Transaction volume for commercial real estate was significantly down in 2023 and below the last 10-year average.  According to CoStar, those volumes continue to be depressed, with a 56% decrease in year-over-year activity to a 14-year low of $35 billion for Q1 of 2024.   Interest rates are still putting downward pressure on valuation multiples for real estate and office markets are continuing to see high vacancy rates.  However, looking forward, we continue to see opportunity on the horizon.  Borrowing costs are down from their Q4 highs and transaction activity is continuing to pick up.  According to CoStar, “the early months of 2024 saw a significant shift in the market dynamics, with owner-users overtaking private buyers as the primary buyers of large office developments.  This change marks a departure from the trend since mid-2022, where private buyers led acquisitions as REITs and institutional investors reduced their exposure.” 

What we are seeing is a once-in-a-lifetime investing opportunity, a buying opportunity for distressed assets at reduced prices.  There is an abundance of dry powder, as funds have raised significant capital to take advantage of these opportunities.  Some recent examples include 1101 Vermont Ave., a downtown DC office building which sold for $16 million.  It was most recently traded in 2006 for $60 million and valued in 2018 for $72 million.  And the 12-story office building on 300 W. Adams St. in Chicago, IL sold for $4 million.  The property last sold in 2012 for $51 million.   

Looking at data center development, we see it attracting more institutional investment as an alternative to more traditional office sector real estate.  Data Centers are a fast growing asset class with low vacancy, strong rent growth and 10 times the demand from five years ago. This is part of the overall AI revolution and big tech companies have announced large investments in digital infrastructure that will drive more demand for data centers.  And it shows no signs of slowing.  Most of the capacity that is coming online this year is preleased, while cities like Salt Lake City, UT and Atlanta, GA are the fastest growing data center markets.
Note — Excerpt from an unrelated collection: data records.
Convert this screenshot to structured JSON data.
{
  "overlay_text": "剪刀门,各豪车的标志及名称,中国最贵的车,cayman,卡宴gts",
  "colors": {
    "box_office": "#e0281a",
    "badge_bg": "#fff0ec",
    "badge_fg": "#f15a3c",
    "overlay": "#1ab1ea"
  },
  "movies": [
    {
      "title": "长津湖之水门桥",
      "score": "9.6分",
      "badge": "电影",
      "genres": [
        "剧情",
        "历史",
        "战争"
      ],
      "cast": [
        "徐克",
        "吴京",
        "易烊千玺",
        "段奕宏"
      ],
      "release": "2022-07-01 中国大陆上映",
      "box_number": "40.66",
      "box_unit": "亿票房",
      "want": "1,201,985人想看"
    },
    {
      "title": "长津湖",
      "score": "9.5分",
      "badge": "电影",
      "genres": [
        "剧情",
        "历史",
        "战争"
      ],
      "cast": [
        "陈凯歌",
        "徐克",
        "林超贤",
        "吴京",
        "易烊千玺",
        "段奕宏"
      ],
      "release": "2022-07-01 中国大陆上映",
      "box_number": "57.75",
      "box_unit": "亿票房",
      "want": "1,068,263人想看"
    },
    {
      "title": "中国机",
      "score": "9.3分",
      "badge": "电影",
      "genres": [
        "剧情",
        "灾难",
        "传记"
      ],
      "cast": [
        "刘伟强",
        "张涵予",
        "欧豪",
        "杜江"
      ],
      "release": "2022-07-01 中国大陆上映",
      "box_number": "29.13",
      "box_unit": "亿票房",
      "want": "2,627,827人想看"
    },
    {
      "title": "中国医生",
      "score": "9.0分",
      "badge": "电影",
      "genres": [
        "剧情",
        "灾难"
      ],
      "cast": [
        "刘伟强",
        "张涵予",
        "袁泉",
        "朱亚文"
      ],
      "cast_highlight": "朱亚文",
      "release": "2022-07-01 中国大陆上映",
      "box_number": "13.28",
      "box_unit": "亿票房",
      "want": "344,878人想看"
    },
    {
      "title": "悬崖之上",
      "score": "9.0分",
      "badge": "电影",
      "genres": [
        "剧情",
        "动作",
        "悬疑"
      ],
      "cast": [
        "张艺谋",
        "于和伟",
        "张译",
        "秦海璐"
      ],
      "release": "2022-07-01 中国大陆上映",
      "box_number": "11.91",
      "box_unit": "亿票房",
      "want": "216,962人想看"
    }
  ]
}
So, while we might have been in the doldrums in the first quarter of 2024, there are winds on the horizon that will inevitably fill our sails.